Interface dataset entries:

● ● ● ●

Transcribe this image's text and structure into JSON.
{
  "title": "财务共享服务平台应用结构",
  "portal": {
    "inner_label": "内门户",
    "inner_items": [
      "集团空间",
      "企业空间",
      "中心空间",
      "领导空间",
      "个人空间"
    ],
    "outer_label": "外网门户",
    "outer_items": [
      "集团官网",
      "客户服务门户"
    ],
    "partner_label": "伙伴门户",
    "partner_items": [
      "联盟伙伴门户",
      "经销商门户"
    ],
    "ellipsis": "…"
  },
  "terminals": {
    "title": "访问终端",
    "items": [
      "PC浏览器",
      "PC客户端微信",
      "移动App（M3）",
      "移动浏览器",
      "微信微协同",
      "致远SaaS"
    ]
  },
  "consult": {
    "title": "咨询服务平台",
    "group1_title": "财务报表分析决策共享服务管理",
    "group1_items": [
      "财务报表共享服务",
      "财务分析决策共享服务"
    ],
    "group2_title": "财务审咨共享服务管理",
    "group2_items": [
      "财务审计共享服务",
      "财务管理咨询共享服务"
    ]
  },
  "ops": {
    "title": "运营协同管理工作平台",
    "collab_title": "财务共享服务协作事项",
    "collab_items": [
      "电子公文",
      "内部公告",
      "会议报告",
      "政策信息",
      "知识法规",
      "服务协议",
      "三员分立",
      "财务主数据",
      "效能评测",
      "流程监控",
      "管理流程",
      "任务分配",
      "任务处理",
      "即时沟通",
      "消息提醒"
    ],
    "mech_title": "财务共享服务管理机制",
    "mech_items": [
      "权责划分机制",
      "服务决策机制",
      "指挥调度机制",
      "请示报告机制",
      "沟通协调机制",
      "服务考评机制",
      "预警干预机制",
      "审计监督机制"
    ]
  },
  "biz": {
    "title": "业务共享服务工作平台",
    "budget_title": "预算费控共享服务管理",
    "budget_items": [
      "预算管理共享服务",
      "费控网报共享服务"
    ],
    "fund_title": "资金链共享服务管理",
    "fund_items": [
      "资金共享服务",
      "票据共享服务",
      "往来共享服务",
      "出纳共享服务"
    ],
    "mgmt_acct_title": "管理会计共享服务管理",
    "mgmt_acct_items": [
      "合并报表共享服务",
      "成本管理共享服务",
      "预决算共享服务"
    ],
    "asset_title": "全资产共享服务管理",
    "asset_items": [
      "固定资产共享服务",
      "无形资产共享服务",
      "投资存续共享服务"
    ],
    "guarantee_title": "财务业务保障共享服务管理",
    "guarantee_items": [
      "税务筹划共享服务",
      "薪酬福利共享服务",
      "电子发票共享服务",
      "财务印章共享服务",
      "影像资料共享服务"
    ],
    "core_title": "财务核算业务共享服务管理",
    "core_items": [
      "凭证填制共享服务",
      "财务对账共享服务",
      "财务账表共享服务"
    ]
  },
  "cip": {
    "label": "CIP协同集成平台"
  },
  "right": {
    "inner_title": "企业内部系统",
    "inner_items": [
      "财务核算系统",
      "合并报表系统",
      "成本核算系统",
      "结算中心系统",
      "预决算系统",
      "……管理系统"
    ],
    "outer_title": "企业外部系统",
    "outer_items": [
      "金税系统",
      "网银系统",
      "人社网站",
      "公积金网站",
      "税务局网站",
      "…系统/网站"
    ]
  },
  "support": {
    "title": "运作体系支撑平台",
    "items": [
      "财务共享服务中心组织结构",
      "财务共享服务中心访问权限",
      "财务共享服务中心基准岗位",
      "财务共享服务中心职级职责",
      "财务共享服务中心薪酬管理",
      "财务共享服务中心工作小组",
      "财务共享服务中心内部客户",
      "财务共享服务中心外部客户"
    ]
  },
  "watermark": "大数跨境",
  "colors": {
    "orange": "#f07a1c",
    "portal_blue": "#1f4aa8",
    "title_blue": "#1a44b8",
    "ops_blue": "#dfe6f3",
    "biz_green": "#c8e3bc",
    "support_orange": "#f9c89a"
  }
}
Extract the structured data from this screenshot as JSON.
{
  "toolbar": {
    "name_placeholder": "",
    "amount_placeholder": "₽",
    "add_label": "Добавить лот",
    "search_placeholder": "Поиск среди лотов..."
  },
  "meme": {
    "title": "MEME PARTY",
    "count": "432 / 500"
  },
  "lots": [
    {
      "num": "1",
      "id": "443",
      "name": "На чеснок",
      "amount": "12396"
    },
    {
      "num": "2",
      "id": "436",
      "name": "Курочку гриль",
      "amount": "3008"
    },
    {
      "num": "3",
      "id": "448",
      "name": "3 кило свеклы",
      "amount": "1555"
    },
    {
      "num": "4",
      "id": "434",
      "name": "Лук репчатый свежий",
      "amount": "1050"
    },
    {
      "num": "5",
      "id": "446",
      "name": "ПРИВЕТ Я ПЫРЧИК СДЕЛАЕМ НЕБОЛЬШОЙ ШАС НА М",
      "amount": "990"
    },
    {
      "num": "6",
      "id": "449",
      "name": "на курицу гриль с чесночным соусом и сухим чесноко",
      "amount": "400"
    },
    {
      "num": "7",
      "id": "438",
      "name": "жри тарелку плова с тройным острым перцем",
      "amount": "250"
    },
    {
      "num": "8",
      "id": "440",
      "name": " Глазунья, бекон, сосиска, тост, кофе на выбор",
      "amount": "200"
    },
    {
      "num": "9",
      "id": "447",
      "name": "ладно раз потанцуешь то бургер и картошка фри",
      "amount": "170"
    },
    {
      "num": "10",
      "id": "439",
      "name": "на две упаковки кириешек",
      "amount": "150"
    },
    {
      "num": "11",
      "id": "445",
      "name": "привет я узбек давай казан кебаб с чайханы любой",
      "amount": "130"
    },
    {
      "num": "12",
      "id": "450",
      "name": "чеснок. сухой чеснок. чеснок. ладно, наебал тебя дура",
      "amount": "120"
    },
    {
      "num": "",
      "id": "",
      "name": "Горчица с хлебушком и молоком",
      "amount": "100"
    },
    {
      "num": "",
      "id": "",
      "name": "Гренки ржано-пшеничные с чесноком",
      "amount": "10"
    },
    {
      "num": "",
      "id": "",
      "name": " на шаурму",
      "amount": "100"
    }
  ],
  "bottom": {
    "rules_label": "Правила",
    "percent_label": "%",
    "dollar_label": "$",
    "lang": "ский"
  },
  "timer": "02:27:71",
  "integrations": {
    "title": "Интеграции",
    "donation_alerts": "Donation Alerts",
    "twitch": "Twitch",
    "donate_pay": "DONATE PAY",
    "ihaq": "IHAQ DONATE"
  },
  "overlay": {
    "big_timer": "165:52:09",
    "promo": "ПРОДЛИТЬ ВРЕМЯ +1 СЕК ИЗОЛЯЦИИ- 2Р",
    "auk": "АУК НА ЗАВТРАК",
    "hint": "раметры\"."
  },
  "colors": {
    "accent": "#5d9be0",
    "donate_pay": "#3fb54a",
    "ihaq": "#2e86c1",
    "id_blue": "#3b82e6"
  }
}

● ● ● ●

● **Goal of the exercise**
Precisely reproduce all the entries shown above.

● **Answer to this task**
Transcribe this image's text and structure into JSON.
{
  "title": "财务共享服务平台应用结构",
  "portal": {
    "inner_label": "内门户",
    "inner_items": [
      "集团空间",
      "企业空间",
      "中心空间",
      "领导空间",
      "个人空间"
    ],
    "outer_label": "外网门户",
    "outer_items": [
      "集团官网",
      "客户服务门户"
    ],
    "partner_label": "伙伴门户",
    "partner_items": [
      "联盟伙伴门户",
      "经销商门户"
    ],
    "ellipsis": "…"
  },
  "terminals": {
    "title": "访问终端",
    "items": [
      "PC浏览器",
      "PC客户端微信",
      "移动App（M3）",
      "移动浏览器",
      "微信微协同",
      "致远SaaS"
    ]
  },
  "consult": {
    "title": "咨询服务平台",
    "group1_title": "财务报表分析决策共享服务管理",
    "group1_items": [
      "财务报表共享服务",
      "财务分析决策共享服务"
    ],
    "group2_title": "财务审咨共享服务管理",
    "group2_items": [
      "财务审计共享服务",
      "财务管理咨询共享服务"
    ]
  },
  "ops": {
    "title": "运营协同管理工作平台",
    "collab_title": "财务共享服务协作事项",
    "collab_items": [
      "电子公文",
      "内部公告",
      "会议报告",
      "政策信息",
      "知识法规",
      "服务协议",
      "三员分立",
      "财务主数据",
      "效能评测",
      "流程监控",
      "管理流程",
      "任务分配",
      "任务处理",
      "即时沟通",
      "消息提醒"
    ],
    "mech_title": "财务共享服务管理机制",
    "mech_items": [
      "权责划分机制",
      "服务决策机制",
      "指挥调度机制",
      "请示报告机制",
      "沟通协调机制",
      "服务考评机制",
      "预警干预机制",
      "审计监督机制"
    ]
  },
  "biz": {
    "title": "业务共享服务工作平台",
    "budget_title": "预算费控共享服务管理",
    "budget_items": [
      "预算管理共享服务",
      "费控网报共享服务"
    ],
    "fund_title": "资金链共享服务管理",
    "fund_items": [
      "资金共享服务",
      "票据共享服务",
      "往来共享服务",
      "出纳共享服务"
    ],
    "mgmt_acct_title": "管理会计共享服务管理",
    "mgmt_acct_items": [
      "合并报表共享服务",
      "成本管理共享服务",
      "预决算共享服务"
    ],
    "asset_title": "全资产共享服务管理",
    "asset_items": [
      "固定资产共享服务",
      "无形资产共享服务",
      "投资存续共享服务"
    ],
    "guarantee_title": "财务业务保障共享服务管理",
    "guarantee_items": [
      "税务筹划共享服务",
      "薪酬福利共享服务",
      "电子发票共享服务",
      "财务印章共享服务",
      "影像资料共享服务"
    ],
    "core_title": "财务核算业务共享服务管理",
    "core_items": [
      "凭证填制共享服务",
      "财务对账共享服务",
      "财务账表共享服务"
    ]
  },
  "cip": {
    "label": "CIP协同集成平台"
  },
  "right": {
    "inner_title": "企业内部系统",
    "inner_items": [
      "财务核算系统",
      "合并报表系统",
      "成本核算系统",
      "结算中心系统",
      "预决算系统",
      "……管理系统"
    ],
    "outer_title": "企业外部系统",
    "outer_items": [
      "金税系统",
      "网银系统",
      "人社网站",
      "公积金网站",
      "税务局网站",
      "…系统/网站"
    ]
  },
  "support": {
    "title": "运作体系支撑平台",
    "items": [
      "财务共享服务中心组织结构",
      "财务共享服务中心访问权限",
      "财务共享服务中心基准岗位",
      "财务共享服务中心职级职责",
      "财务共享服务中心薪酬管理",
      "财务共享服务中心工作小组",
      "财务共享服务中心内部客户",
      "财务共享服务中心外部客户"
    ]
  },
  "watermark": "大数跨境",
  "colors": {
    "orange": "#f07a1c",
    "portal_blue": "#1f4aa8",
    "title_blue": "#1a44b8",
    "ops_blue": "#dfe6f3",
    "biz_green": "#c8e3bc",
    "support_orange": "#f9c89a"
  }
}
Extract the structured data from this screenshot as JSON.
{
  "toolbar": {
    "name_placeholder": "",
    "amount_placeholder": "₽",
    "add_label": "Добавить лот",
    "search_placeholder": "Поиск среди лотов..."
  },
  "meme": {
    "title": "MEME PARTY",
    "count": "432 / 500"
  },
  "lots": [
    {
      "num": "1",
      "id": "443",
      "name": "На чеснок",
      "amount": "12396"
    },
    {
      "num": "2",
      "id": "436",
      "name": "Курочку гриль",
      "amount": "3008"
    },
    {
      "num": "3",
      "id": "448",
      "name": "3 кило свеклы",
      "amount": "1555"
    },
    {
      "num": "4",
      "id": "434",
      "name": "Лук репчатый свежий",
      "amount": "1050"
    },
    {
      "num": "5",
      "id": "446",
      "name": "ПРИВЕТ Я ПЫРЧИК СДЕЛАЕМ НЕБОЛЬШОЙ ШАС НА М",
      "amount": "990"
    },
    {
      "num": "6",
      "id": "449",
      "name": "на курицу гриль с чесночным соусом и сухим чесноко",
      "amount": "400"
    },
    {
      "num": "7",
      "id": "438",
      "name": "жри тарелку плова с тройным острым перцем",
      "amount": "250"
    },
    {
      "num": "8",
      "id": "440",
      "name": " Глазунья, бекон, сосиска, тост, кофе на выбор",
      "amount": "200"
    },
    {
      "num": "9",
      "id": "447",
      "name": "ладно раз потанцуешь то бургер и картошка фри",
      "amount": "170"
    },
    {
      "num": "10",
      "id": "439",
      "name": "на две упаковки кириешек",
      "amount": "150"
    },
    {
      "num": "11",
      "id": "445",
      "name": "привет я узбек давай казан кебаб с чайханы любой",
      "amount": "130"
    },
    {
      "num": "12",
      "id": "450",
      "name": "чеснок. сухой чеснок. чеснок. ладно, наебал тебя дура",
      "amount": "120"
    },
    {
      "num": "",
      "id": "",
      "name": "Горчица с хлебушком и молоком",
      "amount": "100"
    },
    {
      "num": "",
      "id": "",
      "name": "Гренки ржано-пшеничные с чесноком",
      "amount": "10"
    },
    {
      "num": "",
      "id": "",
      "name": " на шаурму",
      "amount": "100"
    }
  ],
  "bottom": {
    "rules_label": "Правила",
    "percent_label": "%",
    "dollar_label": "$",
    "lang": "ский"
  },
  "timer": "02:27:71",
  "integrations": {
    "title": "Интеграции",
    "donation_alerts": "Donation Alerts",
    "twitch": "Twitch",
    "donate_pay": "DONATE PAY",
    "ihaq": "IHAQ DONATE"
  },
  "overlay": {
    "big_timer": "165:52:09",
    "promo": "ПРОДЛИТЬ ВРЕМЯ +1 СЕК ИЗОЛЯЦИИ- 2Р",
    "auk": "АУК НА ЗАВТРАК",
    "hint": "раметры\"."
  },
  "colors": {
    "accent": "#5d9be0",
    "donate_pay": "#3fb54a",
    "ihaq": "#2e86c1",
    "id_blue": "#3b82e6"
  }
}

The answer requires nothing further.